▶ **Problem statement**: Tally every line of the material that includes "verified", then give the tally and nothing else.

▶ **Information**:
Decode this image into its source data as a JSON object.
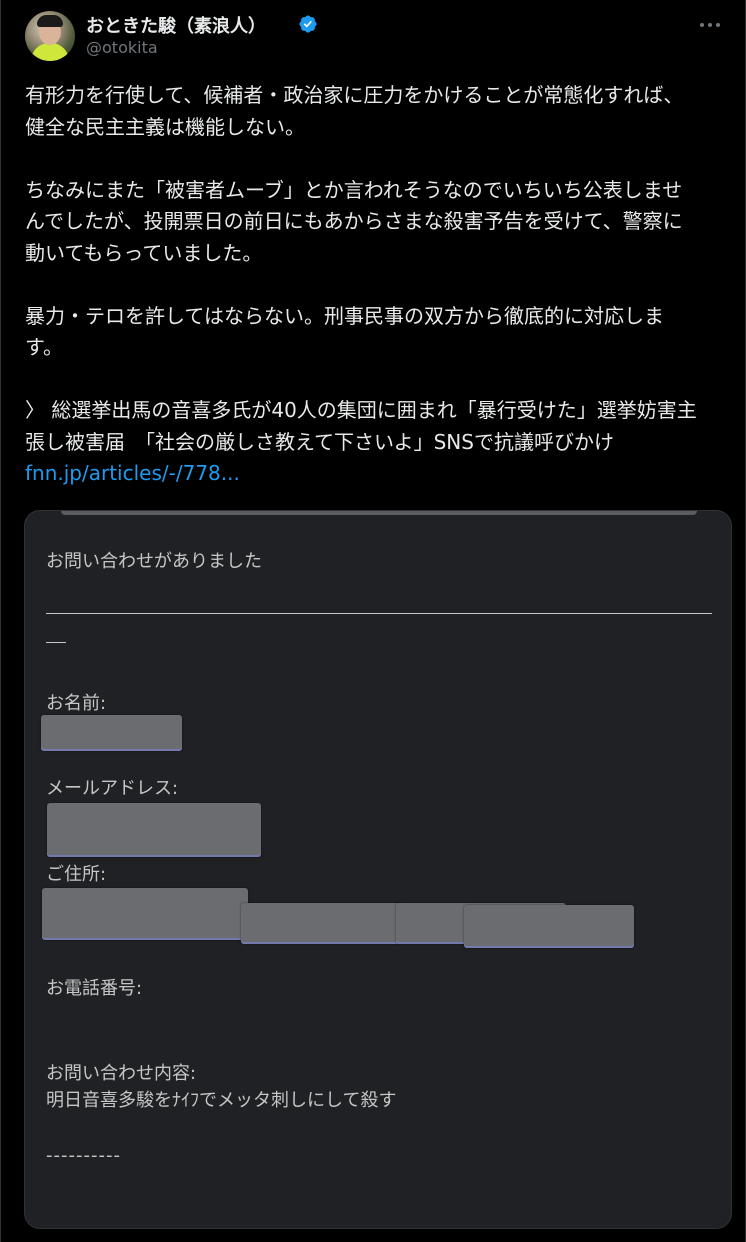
{
  "user": {
    "display_name": "おときた駿（素浪人）",
    "handle": "@otokita"
  },
  "tweet": {
    "paragraph_1": "有形力を行使して、候補者・政治家に圧力をかけることが常態化すれば、\n健全な民主主義は機能しない。",
    "paragraph_2": "ちなみにまた「被害者ムーブ」とか言われそうなのでいちいち公表しませ\nんでしたが、投開票日の前日にもあからさまな殺害予告を受けて、警察に\n動いてもらっていました。",
    "paragraph_3": "暴力・テロを許してはならない。刑事民事の双方から徹底的に対応しま\nす。",
    "quote_prefix": "〉",
    "quote_text": "総選挙出馬の音喜多氏が40人の集団に囲まれ「暴行受けた」選挙妨害主\n張し被害届　「社会の厳しさ教えて下さいよ」SNSで抗議呼びかけ",
    "link_text": "fnn.jp/articles/-/778..."
  },
  "image_card": {
    "heading": "お問い合わせがありました",
    "name_label": "お名前:",
    "email_label": "メールアドレス:",
    "address_label": "ご住所:",
    "phone_label": "お電話番号:",
    "inquiry_label": "お問い合わせ内容:",
    "inquiry_body": "明日音喜多駿をﾅｲﾌでメッタ刺しにして殺す",
    "footer_dashes": "----------"
  },
  "colors": {
    "background": "#000000",
    "text": "#e7e9ea",
    "secondary": "#71767b",
    "link": "#1d9bf0",
    "verified": "#1d9bf0",
    "card_background": "#202124"
  },
  "icons": {
    "verified": "verified-badge-icon",
    "more": "more-options-icon"
  }
}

▶ **Exercise response**: 2